My noble friend Lord Nugent and the noble Lord, Lord St. John of Bletso, were particularly interested to encourage the use of the no-dig trenchless technology. We shall continue to encourage the use of so-called trenchless methods of construction and maintenance. Various techniques now available to bore under roads cause far less disruption to traffic and less damage to the road surface than conventional trenching. Noble Lords have paid tribute to the efforts of British Gas in particular in that field. I endorse that.

As the technology becomes more reliable and cost-effective, we may expect it to be: increasingly preferred by the utilities. The measures in this Bill, in particular restrictions on the time and place of utility works, should increase the incentive to employ trenchless options where the benefits are greatest. As noble Lords pointed out, Clause 67, in imposing charges for the occupation of road space, would introduce a further incentive to adopt techniques which involve less disruption.

My noble friend Lord Boyd-Carpenter asked that highway authorities should co-ordinate their own works. I am pleased to confirm that the new duty on highway authorities to co-ordinate works applies to works of all kinds on roads for which they are responsible. It extends also explicitly to co-ordination with other highway authorities where work on one authority's roads affects those of another.

The noble Lord, Lord Broadbridge, talked about the needs of cyclists. I am grateful to him for his wishes that I should have a puncture-free journey. The Government accepted the recommendation of the Horne Report that the performance standard for reinstatements should take full account of the safety needs of cyclists following reinstatements, and that in particular potholes, ridges and sharp edges are potentially very dangerous for cyclists. In prescribing new standards under Clause 64, attention will be given to the special needs of road users on two wheels. That applies also to motorised two-wheelers which were referred to by the noble Viscount, Lord Falkland.

My noble friend Lord Lucas asked about management accountability for street works. The Bill will make the consequences of the undertaker's responsibilities in the promotion of his works much clearer than it is now. A series of criminal sanctions have been included tied to breach of duty on the part of the undertaker. Clause 151 on offences sets out the circumstances in which directors, managers or officers of corporate bodies can be personally proceeded against and punished accordingly.

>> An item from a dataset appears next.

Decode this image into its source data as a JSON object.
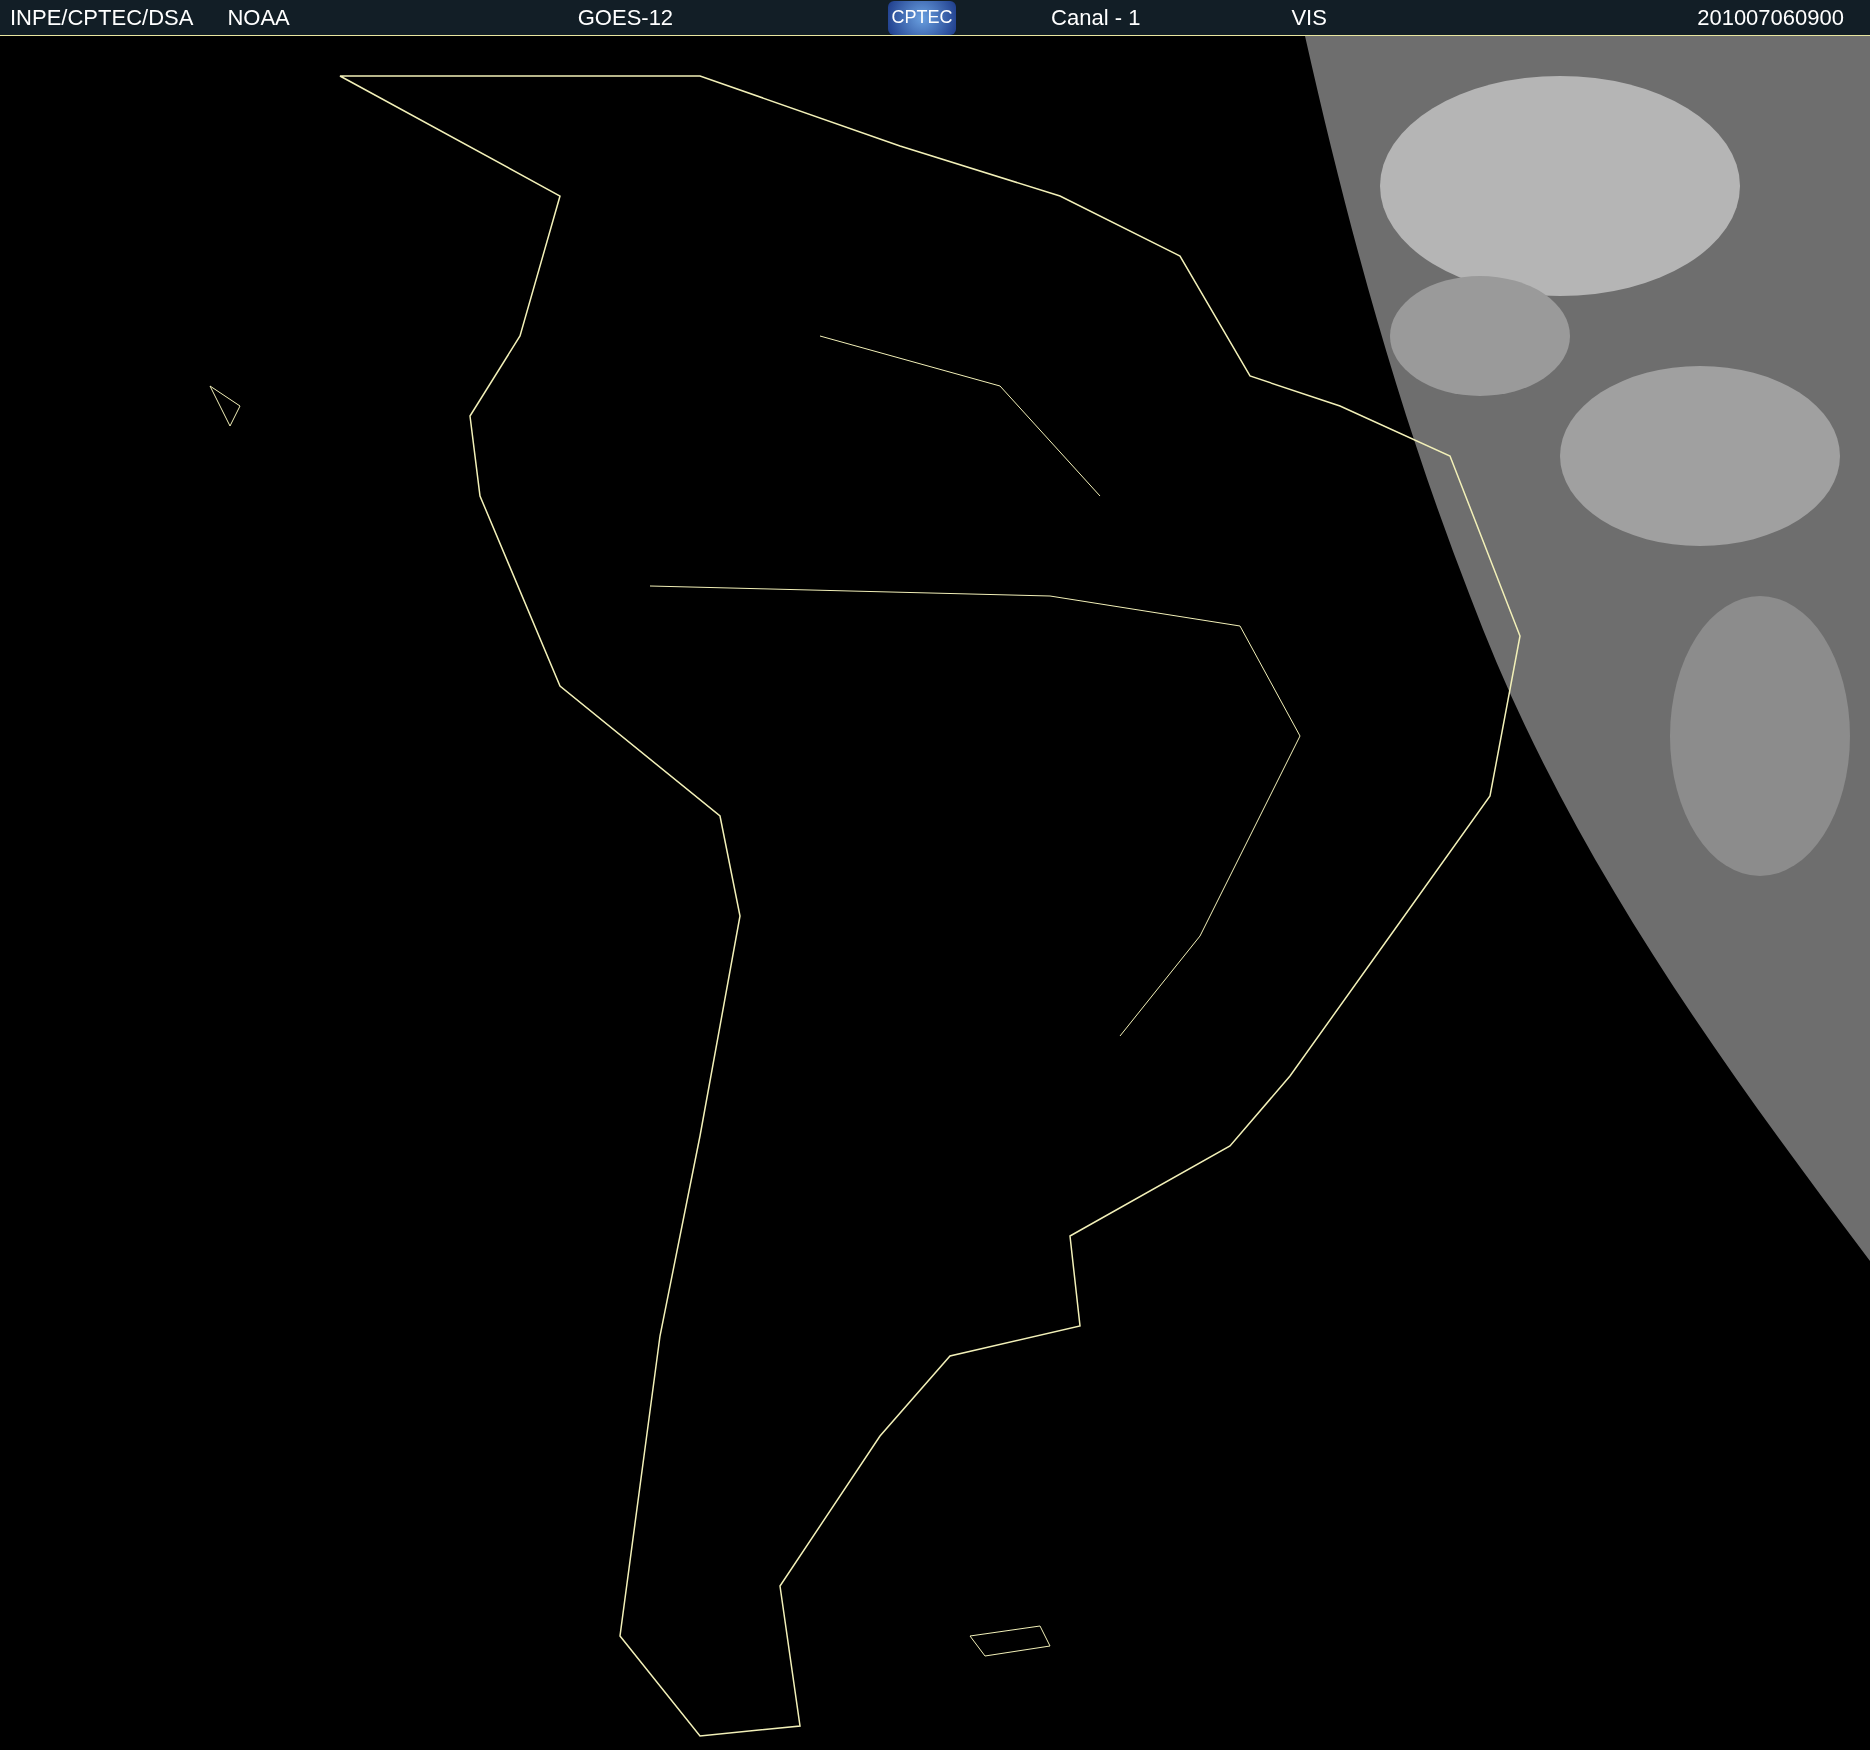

My noble friend asked also about Crown immunity and Clause 152. That is a standard provision included in Bills of this kind. In practice there will be no question of different rules applying on trunk roads for which the Secretary of State is the highway authority to those applying on local roads. I am not sure if that completely answers the point raised by my noble friend, but I shall look at what he said in more detail.

The noble Lord, Lord Underhill, talked about the agreed package. I am happy to confirm that there will be full consultation with representatives of the utilities and highway authorities before the various regulations and codes of practice are made or approved.

The noble Lord asked also about the street works register. I am happy to confirm that those who use the register will pay, by way of fees on transactions, to meet the costs of operating that register.

The noble Lord asked finally about direct labour organisations being allowed to tender for the work. In their original response to the Horne Report, the Government accepted that although local authorities would no longer have the statutory right to supervise utility works or carry out the permanent reinstatement, they would continue to be able to tender for utility reinstatement works if they wished. That remains the position, and suitable provision will be made.

I trust that I have answered most of the anxieties expressed by noble Lords. I appreciate that in the time available I have not been able to go through every single point raised. As I said, we shall come back to many of them in Committee and I trust that your Lordships will therefore agree to give the Bill a Second Reading.

On Question, Bill read a second time, and committed to a Committee of the Whole House.

House adjourned at half past six o'clock.